**What the task requires**. Each line of the records that includes "data" should be found and copied.
--- START ---
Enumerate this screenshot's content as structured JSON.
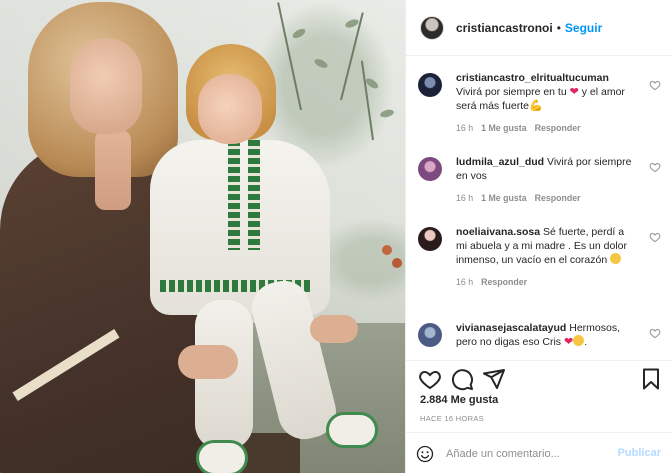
{
  "post": {
    "username": "cristiancastronoi",
    "separator": "•",
    "follow_label": "Seguir"
  },
  "comments": [
    {
      "username": "cristiancastro_elritualtucuman",
      "text_a": "Vivirá por siempre en tu ",
      "text_b": " y el amor será más fuerte",
      "time": "16 h",
      "likes": "1 Me gusta",
      "reply": "Responder"
    },
    {
      "username": "ludmila_azul_dud",
      "text": "Vivirá por siempre en vos",
      "time": "16 h",
      "likes": "1 Me gusta",
      "reply": "Responder"
    },
    {
      "username": "noeliaivana.sosa",
      "text": "Sé fuerte, perdí a mi abuela y a mi madre . Es un dolor inmenso, un vacío en el corazón ",
      "time": "16 h",
      "reply": "Responder"
    },
    {
      "username": "vivianasejascalatayud",
      "text": "Hermosos, pero no digas eso Cris ",
      "text_end": "."
    }
  ],
  "stats": {
    "likes": "2.884 Me gusta",
    "time_ago": "HACE 16 HORAS"
  },
  "composer": {
    "placeholder": "Añade un comentario...",
    "publish_label": "Publicar"
  },
  "colors": {
    "accent": "#0095f6",
    "publish_disabled": "#b3dbff",
    "muted_text": "#8e8e8e",
    "heart_emoji": "#e0245e"
  },
  "icons": {
    "like": "heart-outline-icon",
    "comment": "speech-bubble-icon",
    "share": "paper-plane-icon",
    "save": "bookmark-icon",
    "emoji": "smiley-icon"
  }
}
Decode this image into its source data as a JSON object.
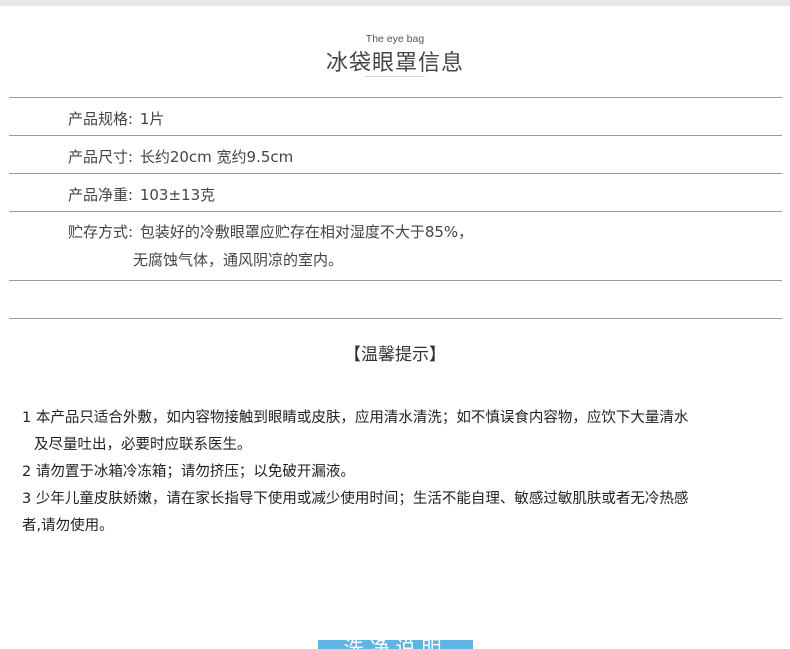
{
  "header": {
    "subtitle_en": "The eye bag",
    "title_cn": "冰袋眼罩信息"
  },
  "specs": [
    {
      "label": "产品规格:",
      "value": "1片"
    },
    {
      "label": "产品尺寸:",
      "value": "长约20cm 宽约9.5cm"
    },
    {
      "label": "产品净重:",
      "value": "103±13克"
    }
  ],
  "storage": {
    "label": "贮存方式:",
    "line1": "包装好的冷敷眼罩应贮存在相对湿度不大于85%，",
    "line2": "无腐蚀气体，通风阴凉的室内。"
  },
  "tips": {
    "title": "【温馨提示】",
    "lines": [
      "1 本产品只适合外敷，如内容物接触到眼睛或皮肤，应用清水清洗；如不慎误食内容物，应饮下大量清水",
      "及尽量吐出，必要时应联系医生。",
      "2 请勿置于冰箱冷冻箱；请勿挤压；以免破开漏液。",
      "3 少年儿童皮肤娇嫩，请在家长指导下使用或减少使用时间；生活不能自理、敏感过敏肌肤或者无冷热感",
      "者,请勿使用。"
    ]
  },
  "footer": {
    "bar_label": "洗净说明",
    "bar_color": "#5fb4e2"
  }
}
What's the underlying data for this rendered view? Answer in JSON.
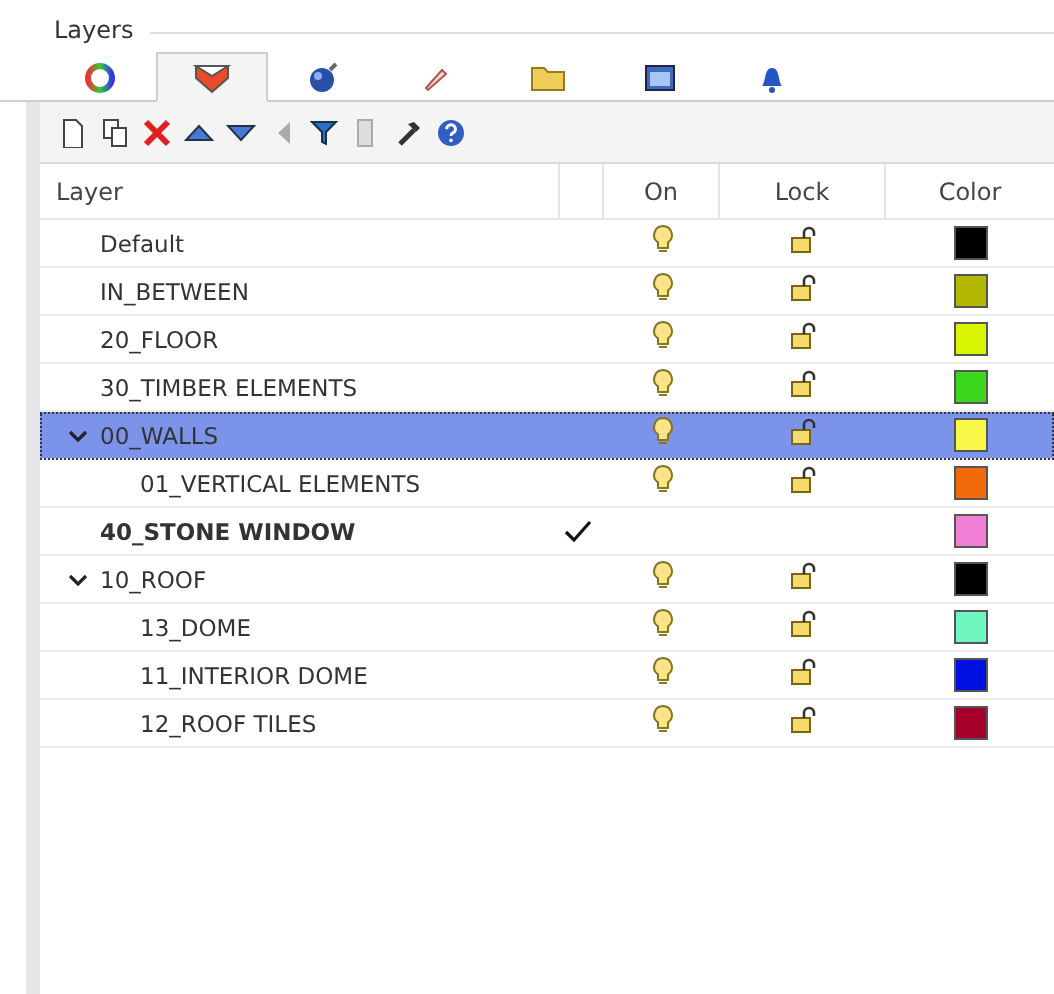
{
  "panel": {
    "title": "Layers"
  },
  "tabs": [
    {
      "selected": false
    },
    {
      "selected": true
    },
    {
      "selected": false
    },
    {
      "selected": false
    },
    {
      "selected": false
    },
    {
      "selected": false
    },
    {
      "selected": false
    }
  ],
  "table": {
    "columns": [
      "Layer",
      "On",
      "Lock",
      "Color"
    ],
    "rows": [
      {
        "name": "Default",
        "current": false,
        "selected": false,
        "on": true,
        "locked": false,
        "color": "#000000"
      },
      {
        "name": "IN_BETWEEN",
        "current": false,
        "selected": false,
        "on": true,
        "locked": false,
        "color": "#b5b800"
      },
      {
        "name": "20_FLOOR",
        "current": false,
        "selected": false,
        "on": true,
        "locked": false,
        "color": "#d9f500"
      },
      {
        "name": "30_TIMBER ELEMENTS",
        "current": false,
        "selected": false,
        "on": true,
        "locked": false,
        "color": "#3cd61a"
      },
      {
        "name": "00_WALLS",
        "current": false,
        "selected": true,
        "on": true,
        "locked": false,
        "color": "#f7f748",
        "expanded": true,
        "children": [
          {
            "name": "01_VERTICAL ELEMENTS",
            "current": false,
            "selected": false,
            "on": true,
            "locked": false,
            "color": "#f26a0a"
          }
        ]
      },
      {
        "name": "40_STONE WINDOW",
        "current": true,
        "selected": false,
        "color": "#f27fd6"
      },
      {
        "name": "10_ROOF",
        "current": false,
        "selected": false,
        "on": true,
        "locked": false,
        "color": "#000000",
        "expanded": true,
        "children": [
          {
            "name": "13_DOME",
            "current": false,
            "selected": false,
            "on": true,
            "locked": false,
            "color": "#6ff5c0"
          },
          {
            "name": "11_INTERIOR DOME",
            "current": false,
            "selected": false,
            "on": true,
            "locked": false,
            "color": "#0010e0"
          },
          {
            "name": "12_ROOF TILES",
            "current": false,
            "selected": false,
            "on": true,
            "locked": false,
            "color": "#a5002a"
          }
        ]
      }
    ]
  }
}
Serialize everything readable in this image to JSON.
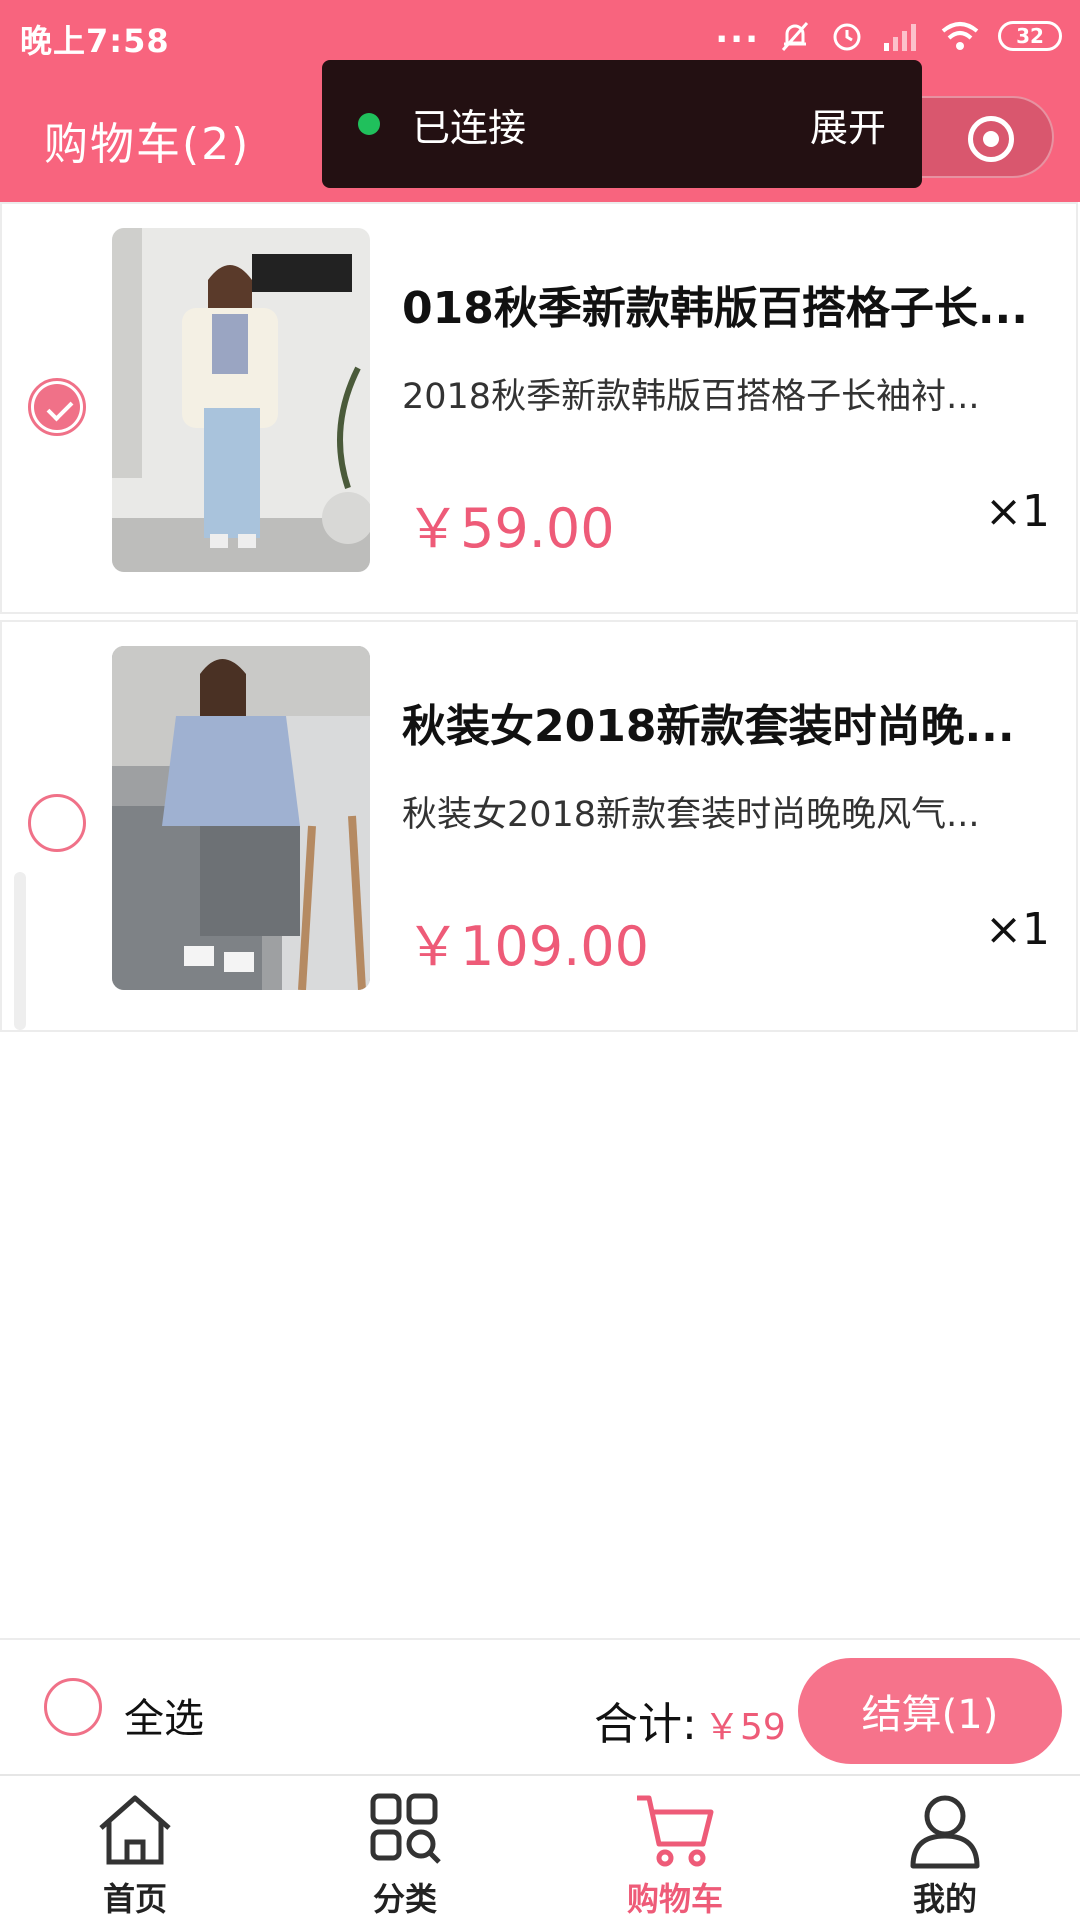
{
  "status_bar": {
    "time": "晚上7:58",
    "dots": "...",
    "battery": "32"
  },
  "nav": {
    "title": "购物车(2)"
  },
  "toast": {
    "status": "已连接",
    "expand": "展开"
  },
  "cart": {
    "items": [
      {
        "checked": true,
        "title": "018秋季新款韩版百搭格子长...",
        "desc": "2018秋季新款韩版百搭格子长袖衬...",
        "price": "￥59.00",
        "qty": "×1"
      },
      {
        "checked": false,
        "title": "秋装女2018新款套装时尚晚...",
        "desc": "秋装女2018新款套装时尚晚晚风气...",
        "price": "￥109.00",
        "qty": "×1"
      }
    ]
  },
  "footer": {
    "select_all": "全选",
    "total_label": "合计:",
    "total_value": "￥59",
    "checkout": "结算(1)"
  },
  "tabs": [
    {
      "label": "首页",
      "icon": "home-icon"
    },
    {
      "label": "分类",
      "icon": "category-icon"
    },
    {
      "label": "购物车",
      "icon": "cart-icon",
      "active": true
    },
    {
      "label": "我的",
      "icon": "user-icon"
    }
  ],
  "colors": {
    "brand": "#f8647e",
    "price": "#ee5b78",
    "checkout": "#f6738b",
    "connected_dot": "#20c05c"
  }
}
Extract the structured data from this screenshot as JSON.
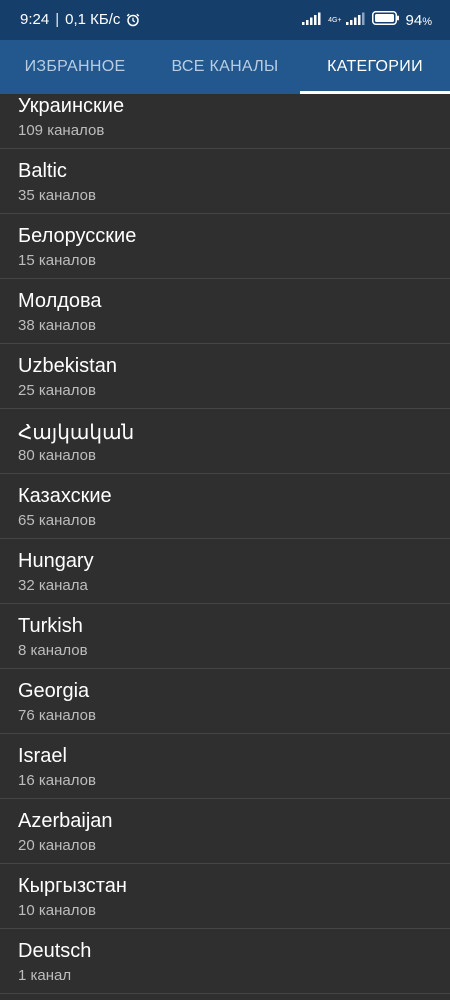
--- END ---
**Problem solution**.
Decode this image into its source data as a JSON object.
What's the underlying data for this rendered view? Answer in JSON.
Extract the structured data from this screenshot as JSON.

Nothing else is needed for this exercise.